|From Sony Pictures|
Note: I am currently taking a course on Coursera.org called Modern and Contemporary American Poetry taught by Al Filreis of the University of Pennsylvania. I will be posting my thoughts on the course discussions here.
I dwell in Possibility – (466)
BY EMILY DICKINSON
I dwell in Possibility –
A fairer House than Prose –
More numerous of Windows –
Superior – for Doors –
Of Chambers as the Cedars –
Impregnable of eye –
And for an everlasting Roof
The Gambrels of the Sky –
Of Visitors – the fairest –
For Occupation – This –
The spreading wide my narrow Hands
To gather Paradise –
Reprinted electronically by permission of the publishers and the Trustees of Amherst College from The Poems of Emily Dickinson, Ralph W. Franklin, ed., Cambridge, Mass.: The Belknap Press of Harvard University Press, Copyright © 1951, 1955, 1979, 1983, 1998 by the President and Fellows of Harvard College.
Source: The Poems of Emily Dickinson Edited by R. W. Franklin (Harvard University Press, 1999)
I thoroughly enjoyed the video discussion of "I dwell in Possibility." I've missed this kind of discussion of poetry for a long time.
While I loved the close reading of each line, I particularly liked the emphasis on whether Dickinson was celebrating the "exclusivity" of poetry (and therefore of possibility). Is the persona of the poem implying that the tallness of the chambers, the impregnability of the "house", the doors that need permission for entry....are only for those who engage in-THIS (now I love this word!)- this occupation: the occupation of writing, of reading poetry? Is Paradise only for those who are invited?
How timely, too, that I read the poem in conjunction with watching the film, Elysium. Is the persona saying that the joys of possibility and the everlasting roof (very similar to the structures of the satellite of Elysium, exclusively made for those who can afford it) are only for those who are invited, for those who do "this" work (those who are privileged to appreciate language...perhaps the same people who are privileged in general)?
Very explosive stuff.
Which brings me to the question: Is possibility restricted? Is there a ticket for possibility?
And here is where I digress. While it is tempting to conclude that Dickinson celebrates exclusivity, elitism, the ivory tower, as Whitman celebrates the least common denominator, I see the nature of possibility not in the domain of exclusivity (a few versus the many) but in the private struggle of any individual.
All are invited. That is possibility. We know it as a truth that any worthwhile thing is achieved with *some* work (hard work, in fact). And where is where I believe Dickinson's persona is coming from. The persona already describes her hands as narrow. She acknowledges this, humbly. And yet, with work (with occupation, *this*), she opens them wide to gather Paradise.

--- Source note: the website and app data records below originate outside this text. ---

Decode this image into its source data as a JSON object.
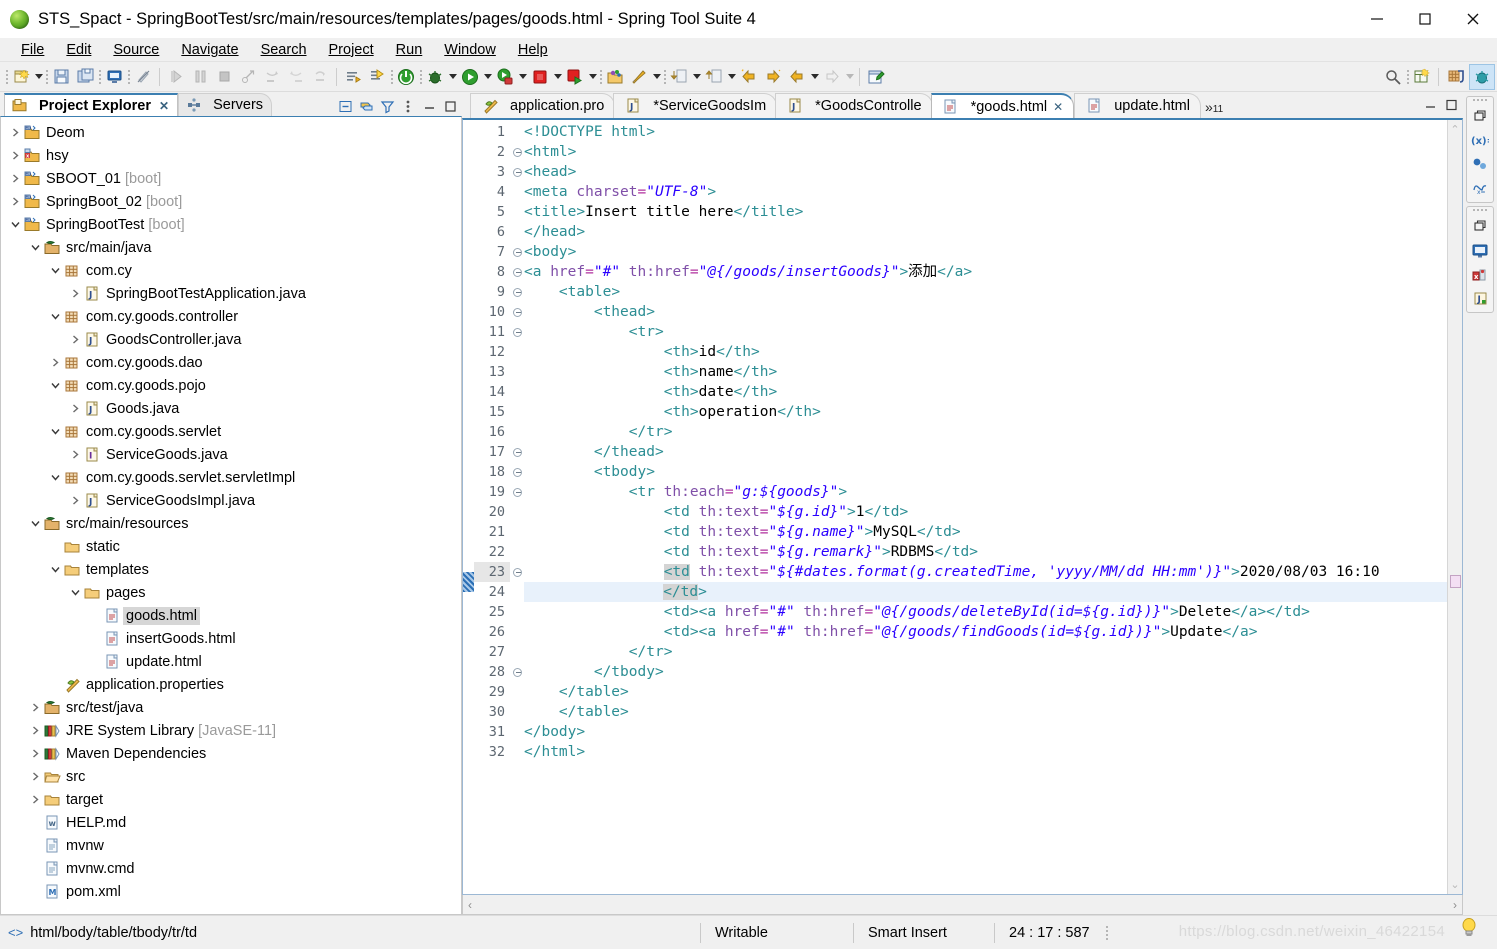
{
  "window": {
    "title": "STS_Spact - SpringBootTest/src/main/resources/templates/pages/goods.html - Spring Tool Suite 4",
    "controls": {
      "minimize": "minimize-button",
      "maximize": "maximize-button",
      "close": "close-button"
    }
  },
  "menubar": {
    "items": [
      {
        "label": "File",
        "mnemonic": "F"
      },
      {
        "label": "Edit",
        "mnemonic": "E"
      },
      {
        "label": "Source",
        "mnemonic": "S"
      },
      {
        "label": "Navigate",
        "mnemonic": "N"
      },
      {
        "label": "Search",
        "mnemonic": "c"
      },
      {
        "label": "Project",
        "mnemonic": "P"
      },
      {
        "label": "Run",
        "mnemonic": "R"
      },
      {
        "label": "Window",
        "mnemonic": "W"
      },
      {
        "label": "Help",
        "mnemonic": "H"
      }
    ]
  },
  "toolbar": {
    "buttons": [
      "new-wizard-icon",
      "save-icon",
      "save-all-icon",
      "open-console-icon",
      "toggle-mark-occurrences-icon",
      "run-last-tool-icon",
      "step-over-icon",
      "terminate-icon",
      "skip-breakpoints-icon",
      "step-into-icon",
      "step-return-icon",
      "drop-to-frame-icon",
      "next-annotation-icon",
      "boot-dashboard-icon",
      "live-hover-icon",
      "debug-icon",
      "run-icon",
      "run-as-spring-icon",
      "stop-icon",
      "relaunch-icon",
      "new-java-package-icon",
      "new-java-class-icon",
      "open-type-icon",
      "open-task-icon",
      "back-icon",
      "forward-icon",
      "previous-edit-icon",
      "next-edit-icon",
      "new-editor-icon"
    ],
    "right_buttons": [
      "search-icon",
      "new-dialog-icon",
      "java-perspective-icon",
      "spring-perspective-icon"
    ]
  },
  "explorer": {
    "tabs": [
      {
        "label": "Project Explorer",
        "icon": "project-explorer-icon",
        "active": true,
        "closeable": true
      },
      {
        "label": "Servers",
        "icon": "servers-icon",
        "active": false,
        "closeable": false
      }
    ],
    "view_toolbar": [
      "collapse-all-icon",
      "link-with-editor-icon",
      "filter-icon",
      "view-menu-icon",
      "minimize-icon",
      "maximize-icon"
    ],
    "tree": [
      {
        "indent": 0,
        "twisty": "collapsed",
        "icon": "project-icon",
        "label": "Deom",
        "suffix": ""
      },
      {
        "indent": 0,
        "twisty": "collapsed",
        "icon": "project-error-icon",
        "label": "hsy",
        "suffix": ""
      },
      {
        "indent": 0,
        "twisty": "collapsed",
        "icon": "project-icon",
        "label": "SBOOT_01",
        "suffix": "[boot]"
      },
      {
        "indent": 0,
        "twisty": "collapsed",
        "icon": "project-icon",
        "label": "SpringBoot_02",
        "suffix": "[boot]"
      },
      {
        "indent": 0,
        "twisty": "expanded",
        "icon": "project-icon",
        "label": "SpringBootTest",
        "suffix": "[boot]"
      },
      {
        "indent": 1,
        "twisty": "expanded",
        "icon": "source-folder-icon",
        "label": "src/main/java",
        "suffix": ""
      },
      {
        "indent": 2,
        "twisty": "expanded",
        "icon": "package-icon",
        "label": "com.cy",
        "suffix": ""
      },
      {
        "indent": 3,
        "twisty": "collapsed",
        "icon": "java-file-icon",
        "label": "SpringBootTestApplication.java",
        "suffix": ""
      },
      {
        "indent": 2,
        "twisty": "expanded",
        "icon": "package-icon",
        "label": "com.cy.goods.controller",
        "suffix": ""
      },
      {
        "indent": 3,
        "twisty": "collapsed",
        "icon": "java-file-icon",
        "label": "GoodsController.java",
        "suffix": ""
      },
      {
        "indent": 2,
        "twisty": "collapsed",
        "icon": "package-icon",
        "label": "com.cy.goods.dao",
        "suffix": ""
      },
      {
        "indent": 2,
        "twisty": "expanded",
        "icon": "package-icon",
        "label": "com.cy.goods.pojo",
        "suffix": ""
      },
      {
        "indent": 3,
        "twisty": "collapsed",
        "icon": "java-file-icon",
        "label": "Goods.java",
        "suffix": ""
      },
      {
        "indent": 2,
        "twisty": "expanded",
        "icon": "package-icon",
        "label": "com.cy.goods.servlet",
        "suffix": ""
      },
      {
        "indent": 3,
        "twisty": "collapsed",
        "icon": "java-interface-icon",
        "label": "ServiceGoods.java",
        "suffix": ""
      },
      {
        "indent": 2,
        "twisty": "expanded",
        "icon": "package-icon",
        "label": "com.cy.goods.servlet.servletImpl",
        "suffix": ""
      },
      {
        "indent": 3,
        "twisty": "collapsed",
        "icon": "java-file-icon",
        "label": "ServiceGoodsImpl.java",
        "suffix": ""
      },
      {
        "indent": 1,
        "twisty": "expanded",
        "icon": "source-folder-icon",
        "label": "src/main/resources",
        "suffix": ""
      },
      {
        "indent": 2,
        "twisty": "none",
        "icon": "folder-icon",
        "label": "static",
        "suffix": ""
      },
      {
        "indent": 2,
        "twisty": "expanded",
        "icon": "folder-icon",
        "label": "templates",
        "suffix": ""
      },
      {
        "indent": 3,
        "twisty": "expanded",
        "icon": "folder-icon",
        "label": "pages",
        "suffix": ""
      },
      {
        "indent": 4,
        "twisty": "none",
        "icon": "html-file-icon",
        "label": "goods.html",
        "suffix": "",
        "selected": true
      },
      {
        "indent": 4,
        "twisty": "none",
        "icon": "html-file-icon",
        "label": "insertGoods.html",
        "suffix": ""
      },
      {
        "indent": 4,
        "twisty": "none",
        "icon": "html-file-icon",
        "label": "update.html",
        "suffix": ""
      },
      {
        "indent": 2,
        "twisty": "none",
        "icon": "properties-file-icon",
        "label": "application.properties",
        "suffix": ""
      },
      {
        "indent": 1,
        "twisty": "collapsed",
        "icon": "source-folder-icon",
        "label": "src/test/java",
        "suffix": ""
      },
      {
        "indent": 1,
        "twisty": "collapsed",
        "icon": "library-icon",
        "label": "JRE System Library",
        "suffix": "[JavaSE-11]"
      },
      {
        "indent": 1,
        "twisty": "collapsed",
        "icon": "library-icon",
        "label": "Maven Dependencies",
        "suffix": ""
      },
      {
        "indent": 1,
        "twisty": "collapsed",
        "icon": "folder-open-icon",
        "label": "src",
        "suffix": ""
      },
      {
        "indent": 1,
        "twisty": "collapsed",
        "icon": "folder-icon",
        "label": "target",
        "suffix": ""
      },
      {
        "indent": 1,
        "twisty": "none",
        "icon": "markdown-file-icon",
        "label": "HELP.md",
        "suffix": ""
      },
      {
        "indent": 1,
        "twisty": "none",
        "icon": "text-file-icon",
        "label": "mvnw",
        "suffix": ""
      },
      {
        "indent": 1,
        "twisty": "none",
        "icon": "text-file-icon",
        "label": "mvnw.cmd",
        "suffix": ""
      },
      {
        "indent": 1,
        "twisty": "none",
        "icon": "xml-file-icon",
        "label": "pom.xml",
        "suffix": ""
      }
    ]
  },
  "editor": {
    "tabs": [
      {
        "label": "application.pro",
        "icon": "properties-file-icon",
        "active": false,
        "closeable": false,
        "dirty": false
      },
      {
        "label": "*ServiceGoodsIm",
        "icon": "java-file-icon",
        "active": false,
        "closeable": false,
        "dirty": true
      },
      {
        "label": "*GoodsControlle",
        "icon": "java-file-icon",
        "active": false,
        "closeable": false,
        "dirty": true
      },
      {
        "label": "*goods.html",
        "icon": "html-file-icon",
        "active": true,
        "closeable": true,
        "dirty": true
      },
      {
        "label": "update.html",
        "icon": "html-file-icon",
        "active": false,
        "closeable": false,
        "dirty": false
      }
    ],
    "overflow_label": "»",
    "overflow_count": "11",
    "first_line": 1,
    "total_lines": 32,
    "cursor_line": 24,
    "highlighted_line": 23,
    "folded_lines": [
      2,
      3,
      7,
      8,
      9,
      10,
      11,
      17,
      18,
      19,
      23,
      28
    ],
    "lines": [
      {
        "n": 1,
        "text": "<!DOCTYPE html>"
      },
      {
        "n": 2,
        "text": "<html>"
      },
      {
        "n": 3,
        "text": "<head>"
      },
      {
        "n": 4,
        "text": "<meta charset=\"UTF-8\">"
      },
      {
        "n": 5,
        "text": "<title>Insert title here</title>"
      },
      {
        "n": 6,
        "text": "</head>"
      },
      {
        "n": 7,
        "text": "<body>"
      },
      {
        "n": 8,
        "text": "<a href=\"#\" th:href=\"@{/goods/insertGoods}\">添加</a>"
      },
      {
        "n": 9,
        "text": "    <table>"
      },
      {
        "n": 10,
        "text": "        <thead>"
      },
      {
        "n": 11,
        "text": "            <tr>"
      },
      {
        "n": 12,
        "text": "                <th>id</th>"
      },
      {
        "n": 13,
        "text": "                <th>name</th>"
      },
      {
        "n": 14,
        "text": "                <th>date</th>"
      },
      {
        "n": 15,
        "text": "                <th>operation</th>"
      },
      {
        "n": 16,
        "text": "            </tr>"
      },
      {
        "n": 17,
        "text": "        </thead>"
      },
      {
        "n": 18,
        "text": "        <tbody>"
      },
      {
        "n": 19,
        "text": "            <tr th:each=\"g:${goods}\">"
      },
      {
        "n": 20,
        "text": "                <td th:text=\"${g.id}\">1</td>"
      },
      {
        "n": 21,
        "text": "                <td th:text=\"${g.name}\">MySQL</td>"
      },
      {
        "n": 22,
        "text": "                <td th:text=\"${g.remark}\">RDBMS</td>"
      },
      {
        "n": 23,
        "text": "                <td th:text=\"${#dates.format(g.createdTime, 'yyyy/MM/dd HH:mm')}\">2020/08/03 16:10"
      },
      {
        "n": 24,
        "text": "                </td>"
      },
      {
        "n": 25,
        "text": "                <td><a href=\"#\" th:href=\"@{/goods/deleteById(id=${g.id})}\">Delete</a></td>"
      },
      {
        "n": 26,
        "text": "                <td><a href=\"#\" th:href=\"@{/goods/findGoods(id=${g.id})}\">Update</a>"
      },
      {
        "n": 27,
        "text": "            </tr>"
      },
      {
        "n": 28,
        "text": "        </tbody>"
      },
      {
        "n": 29,
        "text": "    </table>"
      },
      {
        "n": 30,
        "text": "    </table>"
      },
      {
        "n": 31,
        "text": "</body>"
      },
      {
        "n": 32,
        "text": "</html>"
      }
    ]
  },
  "dock": {
    "groups": [
      [
        "restore-icon",
        "variables-icon",
        "breakpoints-icon",
        "expressions-icon"
      ],
      [
        "restore-icon",
        "console-icon",
        "problems-icon",
        "javadoc-icon"
      ]
    ]
  },
  "statusbar": {
    "breadcrumb_icon": "code-tag-icon",
    "breadcrumb": "html/body/table/tbody/tr/td",
    "writable": "Writable",
    "insert_mode": "Smart Insert",
    "position": "24 : 17 : 587",
    "watermark": "https://blog.csdn.net/weixin_46422154",
    "quick_fix_icon": "lightbulb-icon"
  }
}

For those who are invited and for those who heed the invitation, Possibility is Paradise. But it is not inherited, it is not a given. It requires the scaling of chambers of Cedar, it requires knocking on the door. It requires occupation. And even with narrow hands, one may gather the numinous. And that, for me, is poetry.